Friday, April 20, 2007

Choosing the right weapon...

Once you find a camera that meets all of your needs, don’t stop there. Learn everything there is to know about that camera. Some of them are quite daunting and navigating the menus can be a very in-depth venture, but the more you know about your camera, the more comfortable you will be using it. Learning the camera is also important when little things go wrong and requireThe most important and oft-used item in a crime scene investigator’s inventory is the camera. In a market that is saturated with hundreds of choices, how do you find a camera that is best suited to your purpose? The search becomes a lot easier if you know the specifics of what you’re looking for.

Begin with the type of camera. Do you want digital or 35mm? Most agencies have made the switch to digital for several reasons. You don’t have to pay for film and film development which costs more over time than the camera itself. You can see the photographs immediately which is incredibly helpful when using difficult photography techniques like Painting with Light or Alternate Light Sources. You also don’t have to constantly swap out rolls of film on larger scenes. There is only one drawback with digital cameras and that is storage of your photos. They can easily be stored on CD but there is some concern over the archive capability of CDs. The main concern is how long will CDs last and how long until they become obsolete. You may be forced to transfer all of your stored photographs to a different media several years from now as technology advances. In my opinion, it won’t be long until 35mm film is obsolete and, unless you have your own photo lab, you won’t be able to print the pictures. So let’s discuss digital camera options.

Almost everyone is obsessed with mega pixels. It’s not necessary. Once you get to a certain point, there is no need to go any higher. Higher is better, but not necessary. A 6 mega pixel camera is capable of taking high quality photographs that rival 35mm. Let’s move on to more important considerations.

Crime scene investigation requires flexible photography options which means that the lens is as important as the camera. Digital cameras have what it known as a ‘crop factor’ which means that a 28mm lens will act like a 35mm lens when used on a digital camera. The photograph on the right was taken with a 35mm camera using a 50mm lens. The white box represents the photography area of the same lens on a digital camera body. I prefer to carry 3 lenses. The primary lens is an 18mm-120mm zoom lens. By having a lower range of 18mm, my lens is capable of photographing a large portion of a room in one shot.
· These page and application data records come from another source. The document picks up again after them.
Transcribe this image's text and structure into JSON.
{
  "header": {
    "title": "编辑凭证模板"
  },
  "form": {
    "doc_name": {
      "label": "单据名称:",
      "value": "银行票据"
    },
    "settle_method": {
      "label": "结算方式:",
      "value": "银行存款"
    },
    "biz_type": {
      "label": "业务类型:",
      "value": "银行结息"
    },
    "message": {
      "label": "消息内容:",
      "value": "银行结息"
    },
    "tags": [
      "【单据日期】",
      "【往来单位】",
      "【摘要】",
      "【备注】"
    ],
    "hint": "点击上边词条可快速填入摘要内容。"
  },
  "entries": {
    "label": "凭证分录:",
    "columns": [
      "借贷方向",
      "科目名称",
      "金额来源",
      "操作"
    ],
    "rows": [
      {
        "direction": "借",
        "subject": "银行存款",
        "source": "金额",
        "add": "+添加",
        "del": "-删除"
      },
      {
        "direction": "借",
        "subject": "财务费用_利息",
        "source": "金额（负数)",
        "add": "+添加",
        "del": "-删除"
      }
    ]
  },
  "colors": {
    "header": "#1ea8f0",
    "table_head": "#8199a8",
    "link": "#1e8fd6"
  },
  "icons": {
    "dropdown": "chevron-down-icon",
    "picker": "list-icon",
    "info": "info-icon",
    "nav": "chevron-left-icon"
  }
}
There is a very slight fish-eye effect at 18mm so don’t use that setting for photographing where scale is important. By having an upper range of 120mm, I can stand in one area and take several shots while zooming in to give reference points to important items. It’s a very good overall lens. I also have a macro lens for close up photography which I use for tool marks and latent prints. The third lens is a 70mm-300mm telephoto which I use when doing surveillance or taking aerial photographs. Because of the lens requirements, you should look for a camera body that has a removable lens. If you already have a collection of lenses, make sure the camera body is compatible with those lenses. Just remember the crop factor. You might end up needing a wider angle lens with your new camera.

Another area to consider is the flash. I like having a built-in pop-up flash on my camera just to have as an extra option, but you really need to make sure that the camera also has a hot-shoe for attaching external flashes. There are several conditions that will require you to take the flash off of the camera and hold it off to the side, like when photographing footwear or tire impressions. You can’t do that with a built-in or straight-on flash.
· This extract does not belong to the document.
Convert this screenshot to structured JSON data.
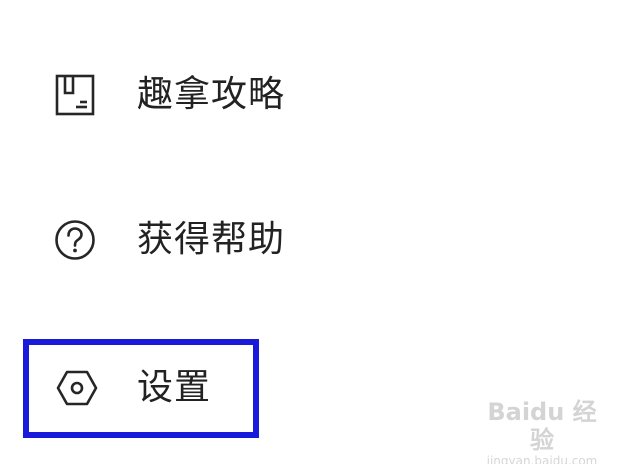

A minor point to consider is what kind of storage media does the camera use. There are several types out there which can make it difficult to decide. Look at the different types of media like Compact Flash, Smart Media, Secure Digital, Micro-drive, XD, Memory Stick, etc. and compare the cost of each and the available capacities. I prefer to use 512MB cards over larger ones. Because of the lower cost, I can buy more for the same money but I can use a different card for each scene if I don’t have a chance to download the pictures between scenes. Plus, 512 is usually more than enough to capture an entire scene. Compact Flash is small enough in size to store yet big enough to handle with ease, unlike XD cards which are so small that they are very difficult to manipulate. They are also very sturdy and can take a lot of abuse unlike Micro-drives which having moving interior parts and are not very shock resistant. Many professional cameras have the ability of using more than one type of storage media which adds flexibility.

Finally, look at the camera’s available settings. Try to find one that has the option to switch between Automatic/Program (P), Shutter-speed Priority (S), Aperture Priority (A), and Manual (M). Most of the time, you can use the Program setting to have the camera adjust each shot automatically for the lighting conditions. You will also need to have the Manual option for advanced techniques, primarily, Painting with Light. Another important consideration is the availability of a Bulb setting which means that the shutter will stay open as long as the button is pressed. You’d be surprised how many professional cameras have a maximum exposure of 30 seconds with no Bulb setting. Also, look for a camera that is capable of using a mechanical remote shutter release cable rather than electronic. Mechanical remotes are usually less than $10 but electronic remotes can top $80 easily.

 a little attention. For instance, getting the F-ee error can be caused by something as simple as the F-stop being improperly set on the lens and can be corrected by rotating the F-stop ring to the proper setting. There are also a lot of little things built in to the cameras, like white balance, that can help you if you know about them and hurt you if you don’t.